“I am flexible and supportive, and I am going to help you be the best that you can be,” she said. “There is a real sense of success and accomplishment that comes from mentoring others.”
An accomplished team builder, Turner helps champion Prime Meridian’s MEET (Motivate, Educate, Empower, Train) program that provides for the mentorship and development of new employees. An established bank “team member” is assigned as a mentor to each newcomer. The program appeals to Turner and also would have appealed to the late Buford because it ensures that her experience and wisdom live on in others.
In conversation, Turner uses the word “legacy” a lot.
As a teen, Turner worked at Wakulla Bank. Her mother, Irene C. Payne, had worked at Lewis State Bank in Tallahassee and wanted her daughter to have the experience of working in a bank. At Lewis State Bank, Irene Payne completed tasks in a pre-digital era. No one left at day’s end until all the physical checks were filed.
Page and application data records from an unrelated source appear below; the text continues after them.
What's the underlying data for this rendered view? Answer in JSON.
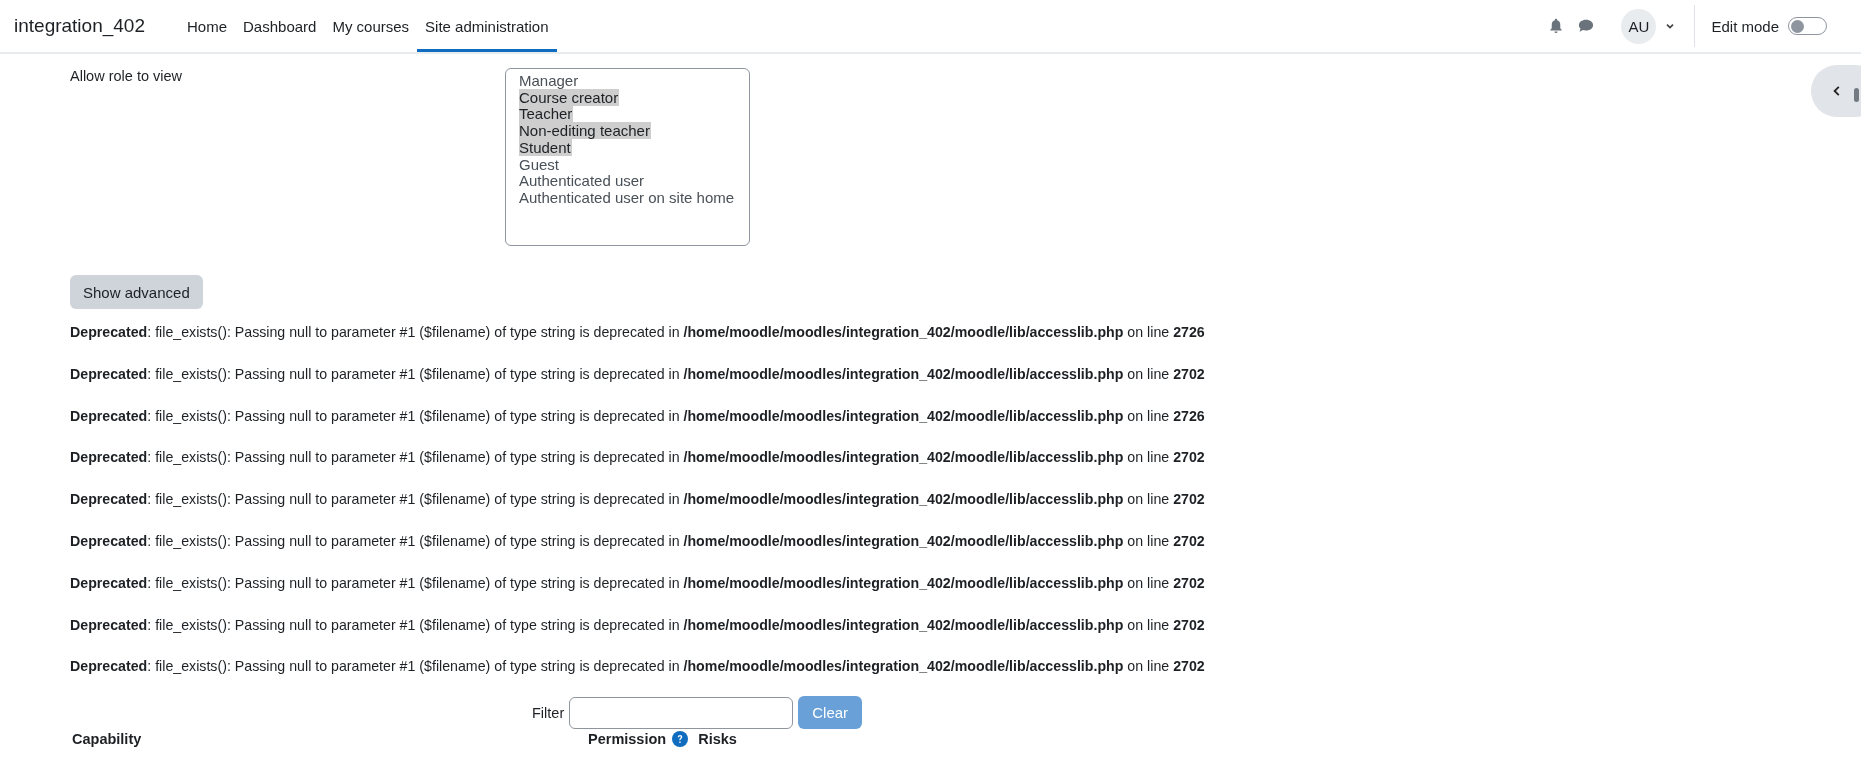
{
  "navbar": {
    "brand": "integration_402",
    "links": [
      {
        "label": "Home",
        "selected": false
      },
      {
        "label": "Dashboard",
        "selected": false
      },
      {
        "label": "My courses",
        "selected": false
      },
      {
        "label": "Site administration",
        "selected": true
      }
    ],
    "avatar": "AU",
    "edit_mode": {
      "label": "Edit mode",
      "on": false
    }
  },
  "allow_role_to_view": {
    "label": "Allow role to view",
    "options": [
      {
        "label": "Manager",
        "selected": false
      },
      {
        "label": "Course creator",
        "selected": true
      },
      {
        "label": "Teacher",
        "selected": true
      },
      {
        "label": "Non-editing teacher",
        "selected": true
      },
      {
        "label": "Student",
        "selected": true
      },
      {
        "label": "Guest",
        "selected": false
      },
      {
        "label": "Authenticated user",
        "selected": false
      },
      {
        "label": "Authenticated user on site home",
        "selected": false
      }
    ]
  },
  "show_advanced_button": "Show advanced",
  "messages": [
    "**Deprecated**: file_exists(): Passing null to parameter #1 ($filename) of type string is deprecated in **/home/moodle/moodles/integration_402/moodle/lib/accesslib.php** on line **2726**",
    "**Deprecated**: file_exists(): Passing null to parameter #1 ($filename) of type string is deprecated in **/home/moodle/moodles/integration_402/moodle/lib/accesslib.php** on line **2702**",
    "**Deprecated**: file_exists(): Passing null to parameter #1 ($filename) of type string is deprecated in **/home/moodle/moodles/integration_402/moodle/lib/accesslib.php** on line **2726**",
    "**Deprecated**: file_exists(): Passing null to parameter #1 ($filename) of type string is deprecated in **/home/moodle/moodles/integration_402/moodle/lib/accesslib.php** on line **2702**",
    "**Deprecated**: file_exists(): Passing null to parameter #1 ($filename) of type string is deprecated in **/home/moodle/moodles/integration_402/moodle/lib/accesslib.php** on line **2702**",
    "**Deprecated**: file_exists(): Passing null to parameter #1 ($filename) of type string is deprecated in **/home/moodle/moodles/integration_402/moodle/lib/accesslib.php** on line **2702**",
    "**Deprecated**: file_exists(): Passing null to parameter #1 ($filename) of type string is deprecated in **/home/moodle/moodles/integration_402/moodle/lib/accesslib.php** on line **2702**",
    "**Deprecated**: file_exists(): Passing null to parameter #1 ($filename) of type string is deprecated in **/home/moodle/moodles/integration_402/moodle/lib/accesslib.php** on line **2702**",
    "**Deprecated**: file_exists(): Passing null to parameter #1 ($filename) of type string is deprecated in **/home/moodle/moodles/integration_402/moodle/lib/accesslib.php** on line **2702**"
  ],
  "filter": {
    "label": "Filter",
    "button": "Clear"
  },
  "table": {
    "columns": [
      "Capability",
      "Permission",
      "Risks"
    ]
  }
}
Turner started at Wakulla Bank in Crawfordville as a loan operations assistant and eventually became chief financial officer. When Centennial Bank acquired Wakulla Bank, Turner managed its retail operations in a four-county area. She joined Prime Meridian Bank in 20ı3 as a senior vice president and chief risk officer.
Turner said Prime Meridian Bank’s company values — passion, grace, integrity, tenacity and accountability — resonate with her.
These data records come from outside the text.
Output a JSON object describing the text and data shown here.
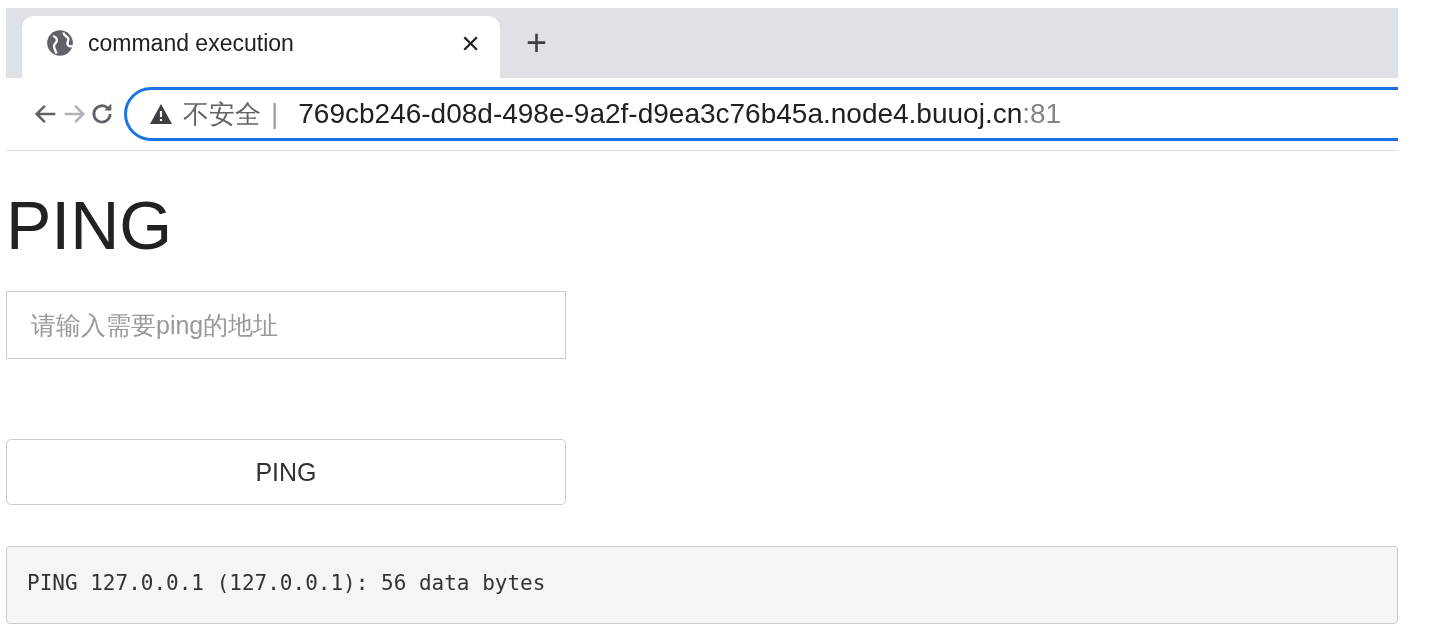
{
  "tab": {
    "title": "command execution",
    "close": "×",
    "new_tab": "+"
  },
  "address_bar": {
    "security": "不安全",
    "separator": "|",
    "host": "769cb246-d08d-498e-9a2f-d9ea3c76b45a.node4.buuoj.cn",
    "port": ":81"
  },
  "nav": {
    "back_disabled": false,
    "forward_disabled": true
  },
  "page": {
    "heading": "PING",
    "input": {
      "placeholder": "请输入需要ping的地址"
    },
    "button": "PING",
    "output": "PING 127.0.0.1 (127.0.0.1): 56 data bytes"
  }
}
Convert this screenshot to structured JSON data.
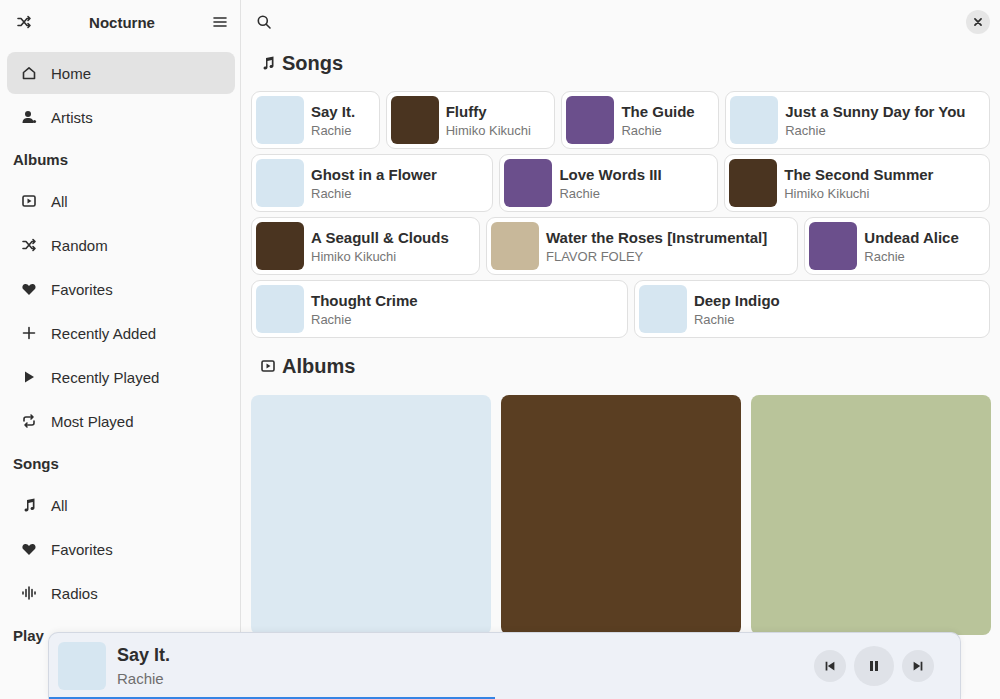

“If you truly apply those things, it’s impactful,” she said. “At Prime Meridian, I’ve gained an appreciation for the importance of maintaining the culture and the brand. I tell people that we are the Chick-fil-A and Publix of banking. It’s all about relationships. I love people, listening to them and being helpful. Every day we build our legacies. On some days, you maybe don’t do as well as you could, but that’s where grace comes in.”
People who know her well, including members of the bank board at Prime Meridian, call Turner a true servant leader. She was instrumental in bringing about Prime Meridian’s Crawfordville office.
As someone who beat breast cancer, Turner is “thankful every day that God blessed me to be a survivor,” she said. She has served a long list of community organizations and nonprofits, always with an eye toward having an impact and putting in motion activities and initiatives that will endure over time.
At present, she is a director and the treasurer at the Community Foundation of North Florida and a director and current chair with the Florida Bankers Association Education Foundation. She has served on boards at the United Way, the Red Cross and the Wakulla County Chamber of Commerce and the county’s Economic Development Council.
She is a past chair and director emeritus of the foundation at Tallahassee Community College, where she got to know Marjorie Turnbull, a woman whom she counts as a role model and inspiration along with her parents and grandmothers.
Turner’s mother taught school at Shadeville Elementary in Wakulla County. Her father, Bill Payne, was once the county’s superintendent of schools.
“My parents had and still have a very strong work ethic,” Turner said. “They raised me to work half a day — ı2 hours.”
Turner grew up and still resides in Crawfordville. Her husband, Chuck Turner, is the deputy property appraiser at the Wakulla County Property Appraiser’s Office. As infants, Turner and Chuck were in the nursery at Tallahassee Memorial HealthCare at the same time. She kids that there was a baby next to her who wouldn’t stop crying. Her son, Landon, is a junior at Troy University and an entrepreneur who has launched an outdoor apparel company.
Turner coaches bank employees to “fail fast and move on.” And she keeps near the top of her mind a truth that her father impressed upon her: Things just don’t happen; they are made to happen.
Let it be said about Susan Payne Turner that she makes things happen.
Video by WeAreTheWorkmans